But isn’t it good enough in this setting to be basically religious and generally a good person? What good is a consecration prayer? Does it really make a difference to God to live family life intentionally as a holy way of life, a holy calling? The second reading gives us a shocking lesson of not falling into the danger of overconfidence in faith, the danger of misplaced confidence in faith. The point of the selection comes in the very final line today: “Therefore, whoever thinks he is standing secure should take care not to fall.” That admonition follows a surprising listing by which St. Paul highlights the religious blessings and experiences of the ancestors. And what is the shocking conclusion? Despite all their religious blessings, St. Paul says, “Yet God was not pleased with most of them, for they were struck down in the desert.” Put that into a New Covenant context and let the lesson apply to us to not fall to overconfidence about being basically a religious person, the privileged cradle Catholic, or a “going-through-the-motions” Catholic. We have experiences of God in prayer, even in the cloud of incense. You can pass through the waters of baptism for yourself or bring your baby. Eat the same spiritual food here… but if we aren’t being careful, if we aren’t going beyond surface or external actions and looking deeper into what kind of persons we really are… we are not learning the lesson of the example St. Paul sets forth. Is my family life lived as really set apart for God? If I am a member of Christ’s Body and if I consecrate myself and my family to the Holy Family, am I living as I should?

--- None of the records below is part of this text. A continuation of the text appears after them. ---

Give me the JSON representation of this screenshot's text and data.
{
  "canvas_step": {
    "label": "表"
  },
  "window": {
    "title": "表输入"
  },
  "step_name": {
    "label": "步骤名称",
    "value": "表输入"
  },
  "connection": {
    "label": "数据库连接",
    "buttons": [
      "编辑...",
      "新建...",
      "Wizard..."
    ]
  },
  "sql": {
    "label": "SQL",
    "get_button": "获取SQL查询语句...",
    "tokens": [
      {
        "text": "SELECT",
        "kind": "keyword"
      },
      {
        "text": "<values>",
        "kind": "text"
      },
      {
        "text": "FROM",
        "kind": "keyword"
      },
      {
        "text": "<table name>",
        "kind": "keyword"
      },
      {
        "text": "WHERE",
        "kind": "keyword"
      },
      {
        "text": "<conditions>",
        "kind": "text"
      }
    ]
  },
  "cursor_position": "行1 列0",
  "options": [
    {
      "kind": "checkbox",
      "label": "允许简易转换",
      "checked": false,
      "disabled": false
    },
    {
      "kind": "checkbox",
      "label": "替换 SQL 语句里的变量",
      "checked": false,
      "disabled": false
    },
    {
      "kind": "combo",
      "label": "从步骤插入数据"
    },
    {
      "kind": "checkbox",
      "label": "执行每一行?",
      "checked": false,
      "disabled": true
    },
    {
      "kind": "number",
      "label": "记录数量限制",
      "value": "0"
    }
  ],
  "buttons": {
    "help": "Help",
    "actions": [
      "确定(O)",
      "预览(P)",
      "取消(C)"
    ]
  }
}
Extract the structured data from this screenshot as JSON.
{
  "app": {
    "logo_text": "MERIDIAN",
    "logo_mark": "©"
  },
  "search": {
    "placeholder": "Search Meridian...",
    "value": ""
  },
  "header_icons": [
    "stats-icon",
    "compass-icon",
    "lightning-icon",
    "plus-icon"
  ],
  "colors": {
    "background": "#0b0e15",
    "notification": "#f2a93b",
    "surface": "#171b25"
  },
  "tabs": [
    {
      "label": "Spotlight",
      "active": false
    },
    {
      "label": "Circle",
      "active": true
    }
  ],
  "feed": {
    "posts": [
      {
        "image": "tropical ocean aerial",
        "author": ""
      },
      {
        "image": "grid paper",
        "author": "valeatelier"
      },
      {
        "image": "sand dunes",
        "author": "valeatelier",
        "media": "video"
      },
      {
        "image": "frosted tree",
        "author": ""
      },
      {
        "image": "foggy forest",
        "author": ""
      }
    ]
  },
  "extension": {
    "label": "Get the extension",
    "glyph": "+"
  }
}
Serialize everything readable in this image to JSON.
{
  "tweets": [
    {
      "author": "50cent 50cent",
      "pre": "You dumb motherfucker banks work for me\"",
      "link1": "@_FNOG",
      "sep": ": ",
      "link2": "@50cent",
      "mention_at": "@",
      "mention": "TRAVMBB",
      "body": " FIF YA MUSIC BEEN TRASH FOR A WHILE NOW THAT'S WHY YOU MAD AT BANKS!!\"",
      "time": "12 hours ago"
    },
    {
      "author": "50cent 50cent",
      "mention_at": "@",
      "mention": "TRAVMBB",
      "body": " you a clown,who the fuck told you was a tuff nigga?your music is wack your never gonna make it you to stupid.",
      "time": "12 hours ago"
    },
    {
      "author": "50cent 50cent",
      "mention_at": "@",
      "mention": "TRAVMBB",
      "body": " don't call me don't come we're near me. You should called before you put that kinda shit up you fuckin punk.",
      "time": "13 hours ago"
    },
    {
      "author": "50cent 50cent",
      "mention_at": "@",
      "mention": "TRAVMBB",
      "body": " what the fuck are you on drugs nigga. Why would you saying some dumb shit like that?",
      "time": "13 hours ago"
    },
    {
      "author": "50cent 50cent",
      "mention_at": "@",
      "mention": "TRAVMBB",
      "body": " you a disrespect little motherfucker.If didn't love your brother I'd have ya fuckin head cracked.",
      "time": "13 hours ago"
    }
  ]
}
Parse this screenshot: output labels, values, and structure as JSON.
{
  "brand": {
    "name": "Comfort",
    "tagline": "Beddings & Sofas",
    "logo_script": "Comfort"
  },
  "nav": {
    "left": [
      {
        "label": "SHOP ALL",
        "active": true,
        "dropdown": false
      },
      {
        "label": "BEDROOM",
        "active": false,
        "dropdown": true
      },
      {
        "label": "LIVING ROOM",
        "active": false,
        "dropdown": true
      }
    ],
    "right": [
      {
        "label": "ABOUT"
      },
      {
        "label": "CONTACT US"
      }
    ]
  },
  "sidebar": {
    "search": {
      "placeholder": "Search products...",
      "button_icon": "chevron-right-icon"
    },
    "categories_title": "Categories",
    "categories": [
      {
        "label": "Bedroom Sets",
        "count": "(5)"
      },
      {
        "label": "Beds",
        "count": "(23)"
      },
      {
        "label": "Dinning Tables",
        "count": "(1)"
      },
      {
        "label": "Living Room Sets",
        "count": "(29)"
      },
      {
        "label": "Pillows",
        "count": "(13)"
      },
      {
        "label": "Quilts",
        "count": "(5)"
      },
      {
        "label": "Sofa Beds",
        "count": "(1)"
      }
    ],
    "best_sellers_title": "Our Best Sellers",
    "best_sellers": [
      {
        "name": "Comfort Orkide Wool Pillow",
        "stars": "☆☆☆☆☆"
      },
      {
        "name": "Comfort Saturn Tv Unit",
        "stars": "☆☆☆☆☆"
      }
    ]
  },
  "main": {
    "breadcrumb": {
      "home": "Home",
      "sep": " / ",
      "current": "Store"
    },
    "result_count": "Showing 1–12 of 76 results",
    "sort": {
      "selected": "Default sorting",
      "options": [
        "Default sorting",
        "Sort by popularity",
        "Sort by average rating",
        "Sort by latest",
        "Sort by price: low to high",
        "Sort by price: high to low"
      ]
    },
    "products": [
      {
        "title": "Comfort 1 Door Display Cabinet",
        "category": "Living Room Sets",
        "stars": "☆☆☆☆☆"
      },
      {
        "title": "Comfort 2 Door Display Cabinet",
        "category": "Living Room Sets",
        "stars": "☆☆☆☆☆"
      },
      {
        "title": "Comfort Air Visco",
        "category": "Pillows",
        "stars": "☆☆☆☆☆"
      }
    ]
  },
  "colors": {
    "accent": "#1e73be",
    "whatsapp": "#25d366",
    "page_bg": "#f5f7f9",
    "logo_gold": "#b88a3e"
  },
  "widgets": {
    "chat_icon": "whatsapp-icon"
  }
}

Avoiding overconfidence is one reason why I have emphasized personal intention and freely desiring this Holy Family Consecration in this preparation time for today’s consecration act. To borrow the gospel image, God expects fruit from the family tree. He looks for our families to bear fruit in being places where the style of home life actually permits Him to have room by family prayer, Sunday worship, moral living, and service to others. He expects fruit to come for the good of our troubled society by the fact of having placed cells of godly family life directly into the fiery trial of modern secular life. Our families are the domestic Church. They are emissaries of light, like the burning bush in your neighborhoods meant to proclaim God and His promises to your children and to others beyond the family, even to those who give more attention to the false gods of our time. Your family life is holy ground. After all family life is the place set apart by which God Himself, Jesus Christ, chose to come and to bring salvation to our afflicted world!